# Matrix solving

#### switchfoot

Joined May 14, 2005
9
Hi,

Can anyone solve this equation for G?

2(H^T) - (G^T) (H^T) H - G (H^T) H + 2 sigma^2 G =0

where H and G are square matrices,
sigma is a scalar and
T means transpose

Cheers.

#### MEGA_AMPERE

Joined Jan 14, 2006
18
naaa
what is this means ^

#### lex_ph

Joined Jan 15, 2006
5
I think that "^" thing represents "raised to". I that case H raised to T and so on.

#### CoulombMagician

Joined Jan 10, 2006
37
T means transpose, flip the matrix around it's diagonal so that the i,j and j,i elements are interchanged.

A matrix M for which m(i,j) = m(j,i) is said to be symmetric and M^T = M

if m(i,j) = -m(j,i) it is called antisymmetric and M^T = -M

Any square matrix G can be written as the sum of a symmetric and an antisymmetric matrix G = Gs + Ga just define Gs = (1/2)*(G + G^T)
and Ga = (1/2)(G - G^T).

Obviously ((A^T)^T) = A

Another property is (AB)^T = (B^T)(A^T) so (A^T)A = A(A^T).
If A,B are symmetric then (AB)^T = BA

I'm still trying to crack this nut 5 minutes at a time.

#### The Skeptic

Joined Dec 27, 2005
61
Originally posted by switchfoot@Jan 13 2006, 02:54 AM
Hi,

Can anyone solve this equation for G?

2(H^T) - (G^T) (H^T) H - G (H^T) H + 2 sigma^2 G =0

where H and G are square matrices,
sigma is a scalar and
T means transpose

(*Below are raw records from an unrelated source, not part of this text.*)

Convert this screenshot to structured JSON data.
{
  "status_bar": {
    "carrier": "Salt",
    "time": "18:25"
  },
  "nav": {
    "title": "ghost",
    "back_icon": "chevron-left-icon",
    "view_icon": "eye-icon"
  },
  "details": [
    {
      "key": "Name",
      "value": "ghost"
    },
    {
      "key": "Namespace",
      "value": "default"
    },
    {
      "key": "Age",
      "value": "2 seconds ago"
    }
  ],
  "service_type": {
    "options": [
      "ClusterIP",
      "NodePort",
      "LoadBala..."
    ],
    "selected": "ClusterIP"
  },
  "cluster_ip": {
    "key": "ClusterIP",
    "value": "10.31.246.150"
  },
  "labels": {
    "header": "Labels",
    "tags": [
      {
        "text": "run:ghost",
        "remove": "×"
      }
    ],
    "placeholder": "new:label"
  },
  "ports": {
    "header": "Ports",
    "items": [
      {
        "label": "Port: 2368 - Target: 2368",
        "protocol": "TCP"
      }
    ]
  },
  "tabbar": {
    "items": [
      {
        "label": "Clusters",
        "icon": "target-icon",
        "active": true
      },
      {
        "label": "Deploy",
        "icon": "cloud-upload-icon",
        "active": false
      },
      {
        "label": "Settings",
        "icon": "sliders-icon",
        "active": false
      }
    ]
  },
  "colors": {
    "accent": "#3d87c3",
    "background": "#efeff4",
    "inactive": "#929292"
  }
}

Cheers.
[post=13095]Quoted post[/post]​
Are you sure nothing else is known about G or H, such s their being symmetrical or something else? Here is the beggining of it. Please forget the last line, I couldn't erase it.